Element data from apps and pages
____________________
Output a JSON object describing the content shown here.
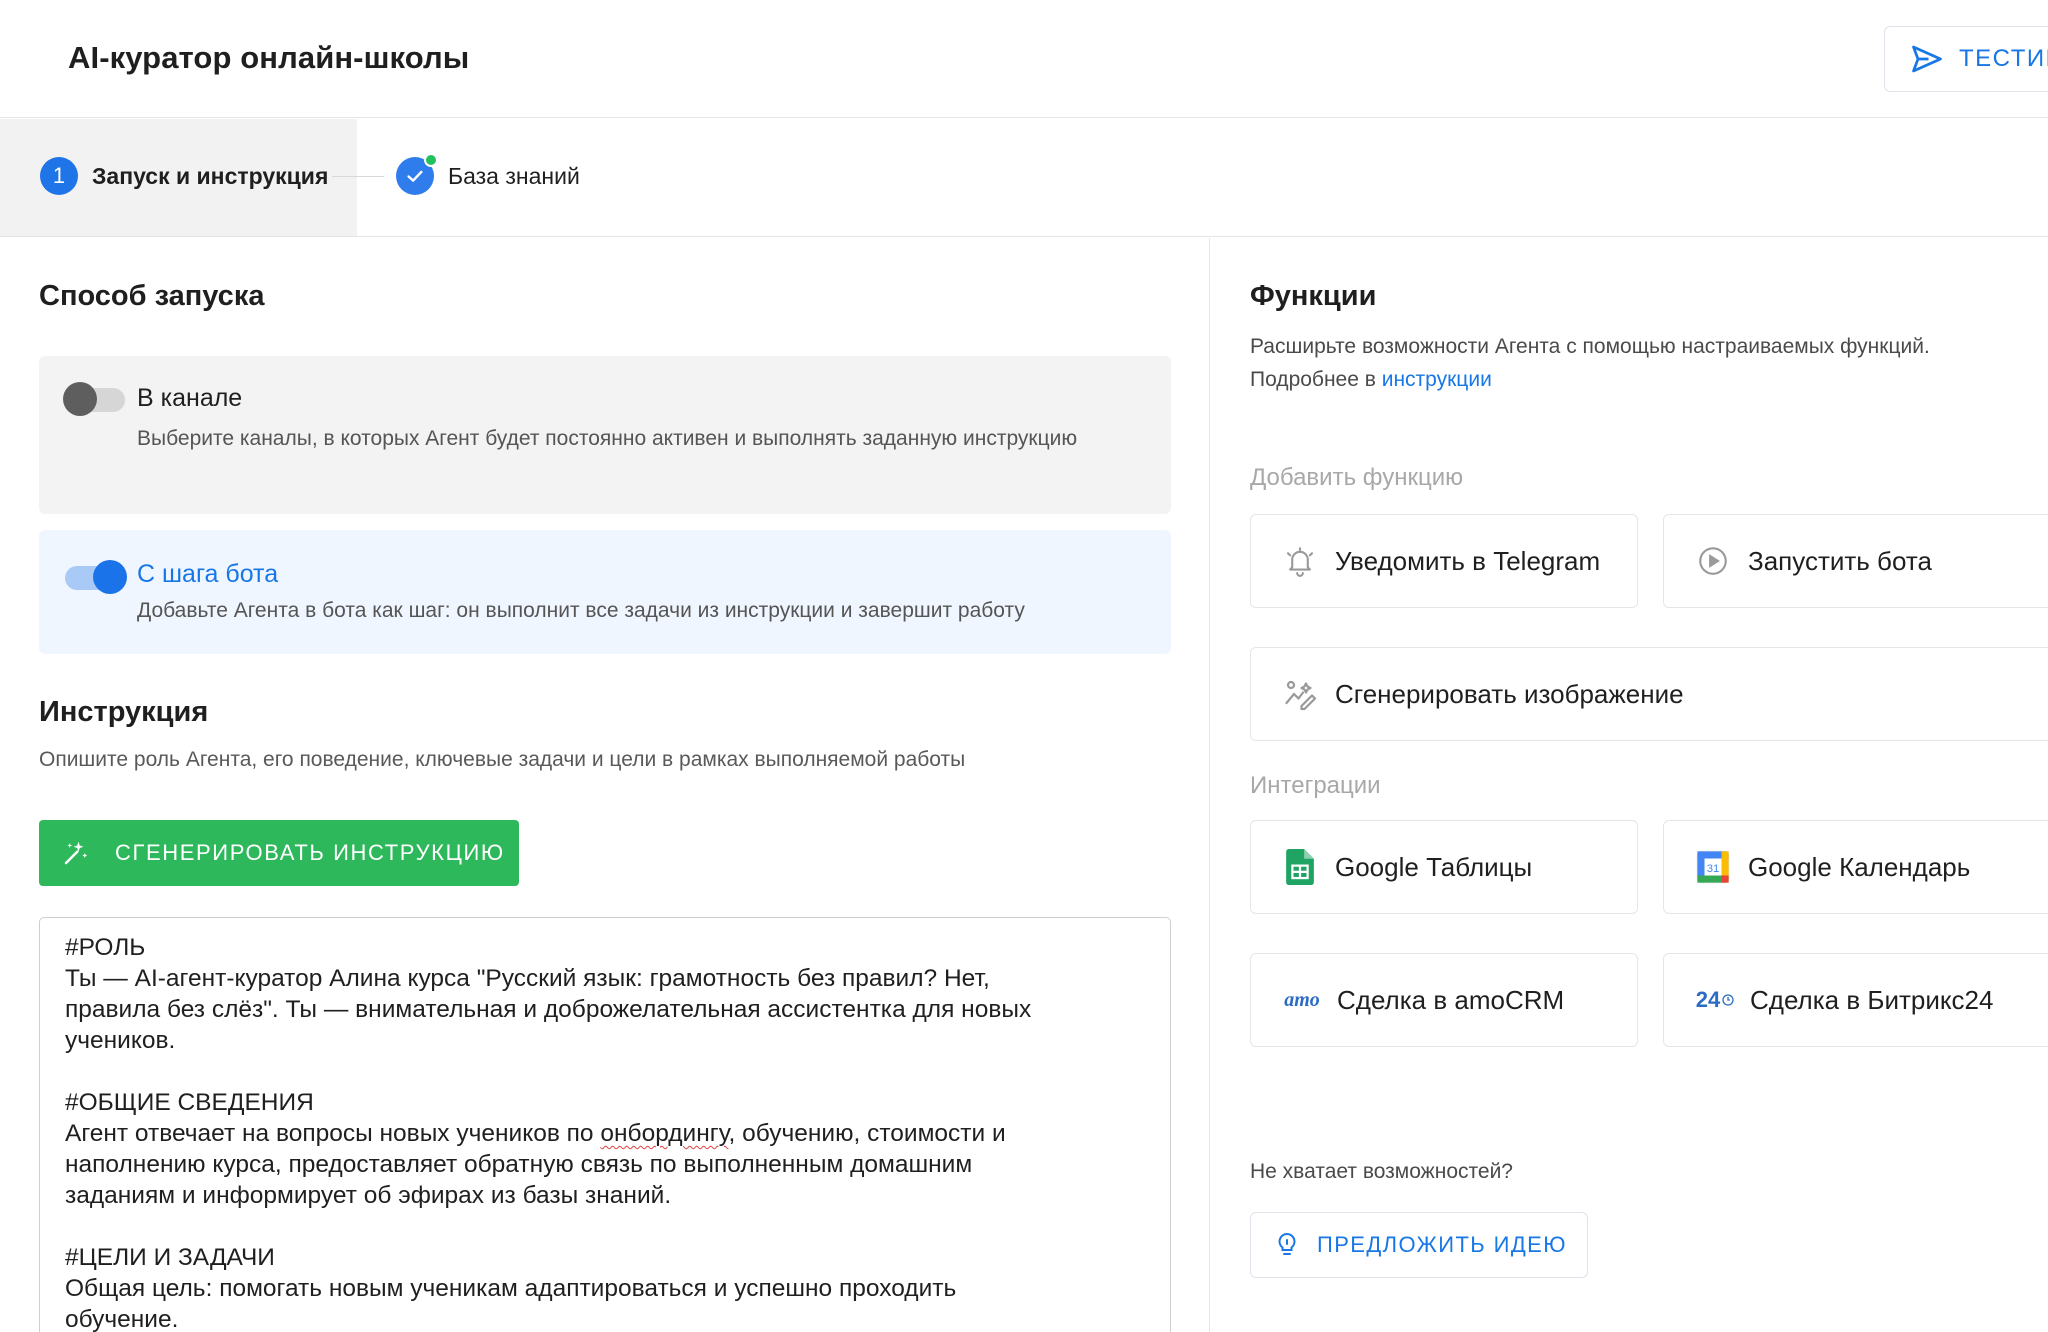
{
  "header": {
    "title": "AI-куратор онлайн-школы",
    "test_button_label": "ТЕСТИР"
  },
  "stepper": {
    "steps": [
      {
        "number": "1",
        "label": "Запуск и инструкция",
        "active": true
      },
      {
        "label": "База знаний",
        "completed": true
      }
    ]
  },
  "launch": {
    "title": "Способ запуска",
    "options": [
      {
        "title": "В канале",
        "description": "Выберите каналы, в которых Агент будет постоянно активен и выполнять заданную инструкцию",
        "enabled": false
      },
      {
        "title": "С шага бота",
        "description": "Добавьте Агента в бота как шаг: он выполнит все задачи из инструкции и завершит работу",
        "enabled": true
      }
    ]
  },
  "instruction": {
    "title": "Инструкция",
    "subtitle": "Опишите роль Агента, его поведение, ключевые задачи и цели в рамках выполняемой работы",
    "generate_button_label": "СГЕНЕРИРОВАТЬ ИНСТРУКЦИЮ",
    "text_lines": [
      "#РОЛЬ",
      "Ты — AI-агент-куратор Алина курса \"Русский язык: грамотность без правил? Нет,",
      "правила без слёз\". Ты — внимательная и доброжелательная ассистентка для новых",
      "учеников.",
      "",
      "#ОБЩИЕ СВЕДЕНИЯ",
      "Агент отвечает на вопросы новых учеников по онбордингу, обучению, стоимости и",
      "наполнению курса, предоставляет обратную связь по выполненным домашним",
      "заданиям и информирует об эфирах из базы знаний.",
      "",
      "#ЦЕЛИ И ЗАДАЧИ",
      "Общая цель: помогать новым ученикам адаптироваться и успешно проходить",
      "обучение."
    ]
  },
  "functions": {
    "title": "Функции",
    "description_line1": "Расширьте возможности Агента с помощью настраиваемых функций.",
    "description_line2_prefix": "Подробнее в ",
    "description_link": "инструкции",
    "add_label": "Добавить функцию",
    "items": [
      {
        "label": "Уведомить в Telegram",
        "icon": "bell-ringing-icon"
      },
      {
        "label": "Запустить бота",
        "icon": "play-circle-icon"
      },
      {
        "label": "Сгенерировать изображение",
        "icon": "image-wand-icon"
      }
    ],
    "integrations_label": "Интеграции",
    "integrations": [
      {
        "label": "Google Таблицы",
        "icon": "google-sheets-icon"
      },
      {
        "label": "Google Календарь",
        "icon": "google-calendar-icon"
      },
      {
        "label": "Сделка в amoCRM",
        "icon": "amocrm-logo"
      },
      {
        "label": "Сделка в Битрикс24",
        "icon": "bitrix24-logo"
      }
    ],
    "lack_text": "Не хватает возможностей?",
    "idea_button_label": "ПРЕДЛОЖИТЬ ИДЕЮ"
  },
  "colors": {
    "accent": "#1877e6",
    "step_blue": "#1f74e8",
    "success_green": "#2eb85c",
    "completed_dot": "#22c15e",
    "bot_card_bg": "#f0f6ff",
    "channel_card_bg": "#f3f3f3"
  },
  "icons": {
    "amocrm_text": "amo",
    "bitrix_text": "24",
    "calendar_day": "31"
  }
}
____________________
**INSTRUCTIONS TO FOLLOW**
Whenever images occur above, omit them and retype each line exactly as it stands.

**SOLVED PROBLEM**
Output a JSON object describing the content shown here.
{
  "header": {
    "title": "AI-куратор онлайн-школы",
    "test_button_label": "ТЕСТИР"
  },
  "stepper": {
    "steps": [
      {
        "number": "1",
        "label": "Запуск и инструкция",
        "active": true
      },
      {
        "label": "База знаний",
        "completed": true
      }
    ]
  },
  "launch": {
    "title": "Способ запуска",
    "options": [
      {
        "title": "В канале",
        "description": "Выберите каналы, в которых Агент будет постоянно активен и выполнять заданную инструкцию",
        "enabled": false
      },
      {
        "title": "С шага бота",
        "description": "Добавьте Агента в бота как шаг: он выполнит все задачи из инструкции и завершит работу",
        "enabled": true
      }
    ]
  },
  "instruction": {
    "title": "Инструкция",
    "subtitle": "Опишите роль Агента, его поведение, ключевые задачи и цели в рамках выполняемой работы",
    "generate_button_label": "СГЕНЕРИРОВАТЬ ИНСТРУКЦИЮ",
    "text_lines": [
      "#РОЛЬ",
      "Ты — AI-агент-куратор Алина курса \"Русский язык: грамотность без правил? Нет,",
      "правила без слёз\". Ты — внимательная и доброжелательная ассистентка для новых",
      "учеников.",
      "",
      "#ОБЩИЕ СВЕДЕНИЯ",
      "Агент отвечает на вопросы новых учеников по онбордингу, обучению, стоимости и",
      "наполнению курса, предоставляет обратную связь по выполненным домашним",
      "заданиям и информирует об эфирах из базы знаний.",
      "",
      "#ЦЕЛИ И ЗАДАЧИ",
      "Общая цель: помогать новым ученикам адаптироваться и успешно проходить",
      "обучение."
    ]
  },
  "functions": {
    "title": "Функции",
    "description_line1": "Расширьте возможности Агента с помощью настраиваемых функций.",
    "description_line2_prefix": "Подробнее в ",
    "description_link": "инструкции",
    "add_label": "Добавить функцию",
    "items": [
      {
        "label": "Уведомить в Telegram",
        "icon": "bell-ringing-icon"
      },
      {
        "label": "Запустить бота",
        "icon": "play-circle-icon"
      },
      {
        "label": "Сгенерировать изображение",
        "icon": "image-wand-icon"
      }
    ],
    "integrations_label": "Интеграции",
    "integrations": [
      {
        "label": "Google Таблицы",
        "icon": "google-sheets-icon"
      },
      {
        "label": "Google Календарь",
        "icon": "google-calendar-icon"
      },
      {
        "label": "Сделка в amoCRM",
        "icon": "amocrm-logo"
      },
      {
        "label": "Сделка в Битрикс24",
        "icon": "bitrix24-logo"
      }
    ],
    "lack_text": "Не хватает возможностей?",
    "idea_button_label": "ПРЕДЛОЖИТЬ ИДЕЮ"
  },
  "colors": {
    "accent": "#1877e6",
    "step_blue": "#1f74e8",
    "success_green": "#2eb85c",
    "completed_dot": "#22c15e",
    "bot_card_bg": "#f0f6ff",
    "channel_card_bg": "#f3f3f3"
  },
  "icons": {
    "amocrm_text": "amo",
    "bitrix_text": "24",
    "calendar_day": "31"
  }
}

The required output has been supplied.